* ABOUT THIS EXERCISE *
What is needed is an exact copy of the entries, with the pictures excluded.
================
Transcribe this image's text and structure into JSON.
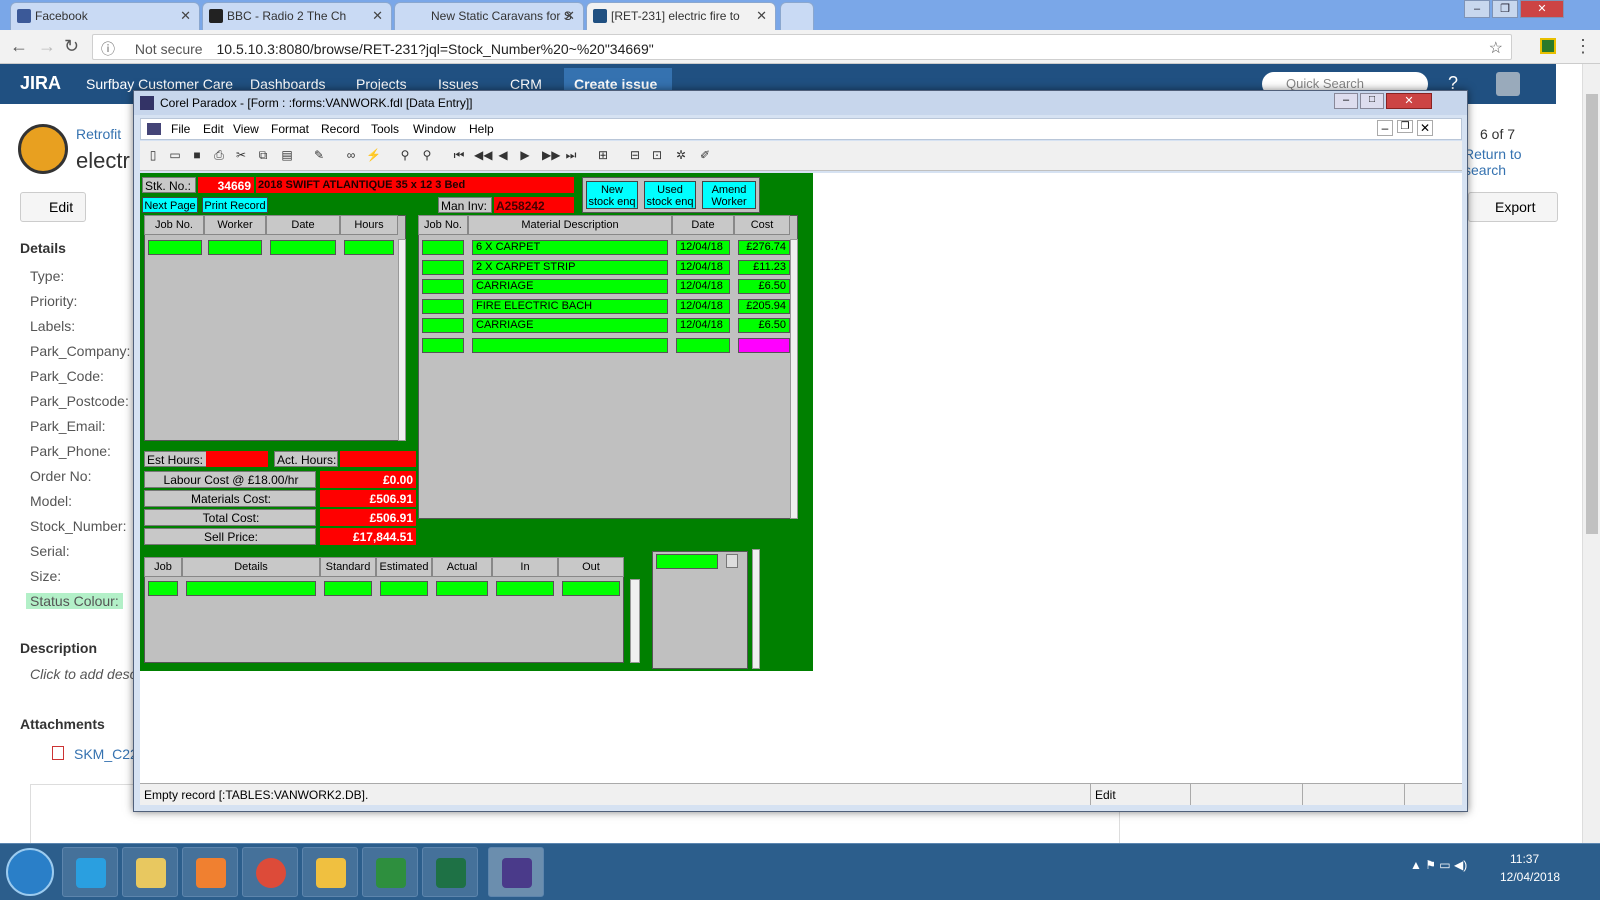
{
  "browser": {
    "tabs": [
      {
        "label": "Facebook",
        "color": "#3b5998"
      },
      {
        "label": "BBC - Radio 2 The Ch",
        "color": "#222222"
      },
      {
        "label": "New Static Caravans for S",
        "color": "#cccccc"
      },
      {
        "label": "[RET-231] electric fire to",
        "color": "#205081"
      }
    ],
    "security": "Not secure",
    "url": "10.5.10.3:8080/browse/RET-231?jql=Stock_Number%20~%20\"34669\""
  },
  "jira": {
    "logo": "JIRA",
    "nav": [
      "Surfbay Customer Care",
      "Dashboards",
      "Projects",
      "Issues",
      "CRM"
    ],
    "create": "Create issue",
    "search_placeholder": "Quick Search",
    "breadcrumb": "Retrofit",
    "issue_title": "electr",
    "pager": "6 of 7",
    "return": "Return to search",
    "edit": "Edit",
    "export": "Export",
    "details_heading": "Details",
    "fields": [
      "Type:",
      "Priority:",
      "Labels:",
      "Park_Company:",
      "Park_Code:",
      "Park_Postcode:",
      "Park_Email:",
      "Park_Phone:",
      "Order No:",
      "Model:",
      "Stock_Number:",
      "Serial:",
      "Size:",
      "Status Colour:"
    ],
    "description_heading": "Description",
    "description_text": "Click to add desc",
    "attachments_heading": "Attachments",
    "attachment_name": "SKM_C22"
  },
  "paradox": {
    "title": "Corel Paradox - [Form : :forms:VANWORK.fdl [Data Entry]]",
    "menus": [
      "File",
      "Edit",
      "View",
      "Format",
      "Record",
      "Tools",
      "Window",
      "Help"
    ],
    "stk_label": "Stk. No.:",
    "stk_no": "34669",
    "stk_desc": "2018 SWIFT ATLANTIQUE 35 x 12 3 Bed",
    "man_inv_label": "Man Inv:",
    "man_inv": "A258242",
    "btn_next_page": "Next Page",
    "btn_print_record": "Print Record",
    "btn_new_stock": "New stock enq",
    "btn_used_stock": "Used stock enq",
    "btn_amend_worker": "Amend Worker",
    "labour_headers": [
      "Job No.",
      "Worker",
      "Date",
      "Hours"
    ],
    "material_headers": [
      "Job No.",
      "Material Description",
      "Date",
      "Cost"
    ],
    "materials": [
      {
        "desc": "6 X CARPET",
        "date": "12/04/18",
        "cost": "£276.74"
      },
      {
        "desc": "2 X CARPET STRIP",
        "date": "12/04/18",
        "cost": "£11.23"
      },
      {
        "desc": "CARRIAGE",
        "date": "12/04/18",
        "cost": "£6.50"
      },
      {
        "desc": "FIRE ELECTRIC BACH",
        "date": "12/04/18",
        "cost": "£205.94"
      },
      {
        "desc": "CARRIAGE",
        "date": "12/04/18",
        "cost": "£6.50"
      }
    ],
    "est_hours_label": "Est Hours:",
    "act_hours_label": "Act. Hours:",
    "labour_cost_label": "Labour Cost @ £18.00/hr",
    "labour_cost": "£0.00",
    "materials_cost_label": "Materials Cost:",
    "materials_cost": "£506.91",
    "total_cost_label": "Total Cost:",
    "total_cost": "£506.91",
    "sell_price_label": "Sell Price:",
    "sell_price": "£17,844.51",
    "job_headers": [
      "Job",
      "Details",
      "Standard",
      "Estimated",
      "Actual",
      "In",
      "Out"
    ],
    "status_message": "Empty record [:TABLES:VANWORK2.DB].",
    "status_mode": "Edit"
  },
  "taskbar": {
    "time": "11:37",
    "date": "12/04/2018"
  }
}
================
* YOUR SOLUTION *
Transcribe this image's text and structure into JSON.
{
  "browser": {
    "tabs": [
      {
        "label": "Facebook",
        "color": "#3b5998"
      },
      {
        "label": "BBC - Radio 2 The Ch",
        "color": "#222222"
      },
      {
        "label": "New Static Caravans for S",
        "color": "#cccccc"
      },
      {
        "label": "[RET-231] electric fire to",
        "color": "#205081"
      }
    ],
    "security": "Not secure",
    "url": "10.5.10.3:8080/browse/RET-231?jql=Stock_Number%20~%20\"34669\""
  },
  "jira": {
    "logo": "JIRA",
    "nav": [
      "Surfbay Customer Care",
      "Dashboards",
      "Projects",
      "Issues",
      "CRM"
    ],
    "create": "Create issue",
    "search_placeholder": "Quick Search",
    "breadcrumb": "Retrofit",
    "issue_title": "electr",
    "pager": "6 of 7",
    "return": "Return to search",
    "edit": "Edit",
    "export": "Export",
    "details_heading": "Details",
    "fields": [
      "Type:",
      "Priority:",
      "Labels:",
      "Park_Company:",
      "Park_Code:",
      "Park_Postcode:",
      "Park_Email:",
      "Park_Phone:",
      "Order No:",
      "Model:",
      "Stock_Number:",
      "Serial:",
      "Size:",
      "Status Colour:"
    ],
    "description_heading": "Description",
    "description_text": "Click to add desc",
    "attachments_heading": "Attachments",
    "attachment_name": "SKM_C22"
  },
  "paradox": {
    "title": "Corel Paradox - [Form : :forms:VANWORK.fdl [Data Entry]]",
    "menus": [
      "File",
      "Edit",
      "View",
      "Format",
      "Record",
      "Tools",
      "Window",
      "Help"
    ],
    "stk_label": "Stk. No.:",
    "stk_no": "34669",
    "stk_desc": "2018 SWIFT ATLANTIQUE 35 x 12 3 Bed",
    "man_inv_label": "Man Inv:",
    "man_inv": "A258242",
    "btn_next_page": "Next Page",
    "btn_print_record": "Print Record",
    "btn_new_stock": "New stock enq",
    "btn_used_stock": "Used stock enq",
    "btn_amend_worker": "Amend Worker",
    "labour_headers": [
      "Job No.",
      "Worker",
      "Date",
      "Hours"
    ],
    "material_headers": [
      "Job No.",
      "Material Description",
      "Date",
      "Cost"
    ],
    "materials": [
      {
        "desc": "6 X CARPET",
        "date": "12/04/18",
        "cost": "£276.74"
      },
      {
        "desc": "2 X CARPET STRIP",
        "date": "12/04/18",
        "cost": "£11.23"
      },
      {
        "desc": "CARRIAGE",
        "date": "12/04/18",
        "cost": "£6.50"
      },
      {
        "desc": "FIRE ELECTRIC BACH",
        "date": "12/04/18",
        "cost": "£205.94"
      },
      {
        "desc": "CARRIAGE",
        "date": "12/04/18",
        "cost": "£6.50"
      }
    ],
    "est_hours_label": "Est Hours:",
    "act_hours_label": "Act. Hours:",
    "labour_cost_label": "Labour Cost @ £18.00/hr",
    "labour_cost": "£0.00",
    "materials_cost_label": "Materials Cost:",
    "materials_cost": "£506.91",
    "total_cost_label": "Total Cost:",
    "total_cost": "£506.91",
    "sell_price_label": "Sell Price:",
    "sell_price": "£17,844.51",
    "job_headers": [
      "Job",
      "Details",
      "Standard",
      "Estimated",
      "Actual",
      "In",
      "Out"
    ],
    "status_message": "Empty record [:TABLES:VANWORK2.DB].",
    "status_mode": "Edit"
  },
  "taskbar": {
    "time": "11:37",
    "date": "12/04/2018"
  }
}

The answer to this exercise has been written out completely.